Some of the most competitive major companies have strong, viable defined benefit plans:
• Boeing Co. announced last month that its defined benefit plans are fully funded.
• Exxon Mobil Corp. this month contributed $2.4 billion to erase the deficit in its defined benefit plans, bringing them to full funding.
• The BP PLC plans are 26% overfunded.
• General Electric Co.'s plan also is overfunded.
• Deere & Co.'s $8.97 billion plan is $176 million overfunded as of Oct. 31.
In fact, the typical U.S. pension plan's funded status improved by 2.4 percentage points last month, according to the Mellon Pension Liability Index.
These recent reports give credence to a finding of a survey of pension experts on the future of defined benefit pension plans, jointly sponsored by Pensions & Investments and Oxford University.
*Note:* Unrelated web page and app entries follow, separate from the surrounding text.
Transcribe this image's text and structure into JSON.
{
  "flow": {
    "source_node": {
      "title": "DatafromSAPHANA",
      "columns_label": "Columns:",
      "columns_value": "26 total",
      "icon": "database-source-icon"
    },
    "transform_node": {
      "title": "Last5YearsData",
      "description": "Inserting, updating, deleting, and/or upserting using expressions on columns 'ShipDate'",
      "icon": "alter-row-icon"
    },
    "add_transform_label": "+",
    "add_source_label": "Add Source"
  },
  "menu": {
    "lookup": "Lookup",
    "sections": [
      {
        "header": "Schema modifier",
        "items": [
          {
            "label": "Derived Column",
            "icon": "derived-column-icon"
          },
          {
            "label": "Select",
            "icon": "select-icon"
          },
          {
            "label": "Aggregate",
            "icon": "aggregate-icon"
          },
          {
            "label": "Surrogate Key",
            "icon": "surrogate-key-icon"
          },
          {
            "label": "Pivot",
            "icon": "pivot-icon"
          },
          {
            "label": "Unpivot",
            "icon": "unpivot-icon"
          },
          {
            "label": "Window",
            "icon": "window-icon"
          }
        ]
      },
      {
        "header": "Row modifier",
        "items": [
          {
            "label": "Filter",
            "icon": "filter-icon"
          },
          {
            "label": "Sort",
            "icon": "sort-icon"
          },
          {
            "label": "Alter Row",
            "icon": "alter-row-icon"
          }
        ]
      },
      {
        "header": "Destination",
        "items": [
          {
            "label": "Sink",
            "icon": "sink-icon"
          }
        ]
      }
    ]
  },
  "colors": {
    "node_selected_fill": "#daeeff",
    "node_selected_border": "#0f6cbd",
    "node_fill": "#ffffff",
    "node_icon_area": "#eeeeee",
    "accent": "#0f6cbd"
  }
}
A majority of experts surveyed believe there will still be private-sector defined benefit plans open to new members in 20 years. That is one encouraging and unexpected finding.
But the encouraging experience of some large companies belies the troubling outlook found in the survey on the expectation of a more general decline in the marketplace. How many plans will be left?
Defined benefit plans are seen by respondents as an obstacle to corporate competitiveness. That is one reason companies have been jettisoning them. A majority of survey participants believe the current structure of DB plans is not sustainable to fund promised benefits.
The private defined benefit system's structure will have to change radically to survive, survey respondents indicated. Corporations will not continue to sponsor DB plans unless the pension deal is restructured.
The respondents agreed with the statement: "Increased market competition has weakened the competitive position of private DB plan sponsors with large pension liabilities," write Gordon L. Clark and Ashby H. B. Monk in their analysis of the survey. "As such, going forward pension plan design will have to consider the competitive position of the plan sponsor in order to achieve sustainability,"
General Motors Corp and Ford Motor Co. are examples of defined benefit plan sponsors whose competitive position has been weakened, at least in part, by their huge legacy pension costs.
But the problem also affects stronger, more competitive companies. International Business Machines Corp., for example, under competitive pressure and confronted by the unwillingness of regulators to sanction conversion of its defined benefit plan into a cash balance plan — which the company believes is more sustainable — gave up and decided to terminate its defined benefit plans, even though they were fully funded. Many of its key competitors have never had the financial burden of a defined benefit plan.
Current trends, and the findings of the survey, suggest the pension deal will have to be changed to an implicit promise allowing for corporate contingencies, from an explicit guarantee which allows none except perhaps bankruptcy. A conclusion based on the survey noted: "Long-term contracts are highly prone to inefficiencies and inflexibilities. Indeed, writing a long-term contract that takes into consideration all possible future outcomes is impossible."
Participants will have to share more responsibility. Some views of the experts surveyed coincide with views of Canadian pension expert Keith P. Ambachtsheer, who advocates risk-sharing among stakeholders to ensure the sustainability of defined benefit plans.
Reformers shouldn't look to government to shoulder more of the financial burden, but they should expect government to permit more flexibility in regulations to encourage more experimentation and innovation, seeking designs to help make plans less vulnerable to market volatility and competitive pressure.
Yet given the difficulty in pushing through the reforms that culminated in the Pension Protection Act last year, the outlook for the needed changes being made soon seems poor.
Those who wish to preserve defined benefit plans ought to get together, negotiate changes to the system to preserve it, and then start lobbying Congress for more flexibility in pension regulations to take into account competitive dynamics and contingencies.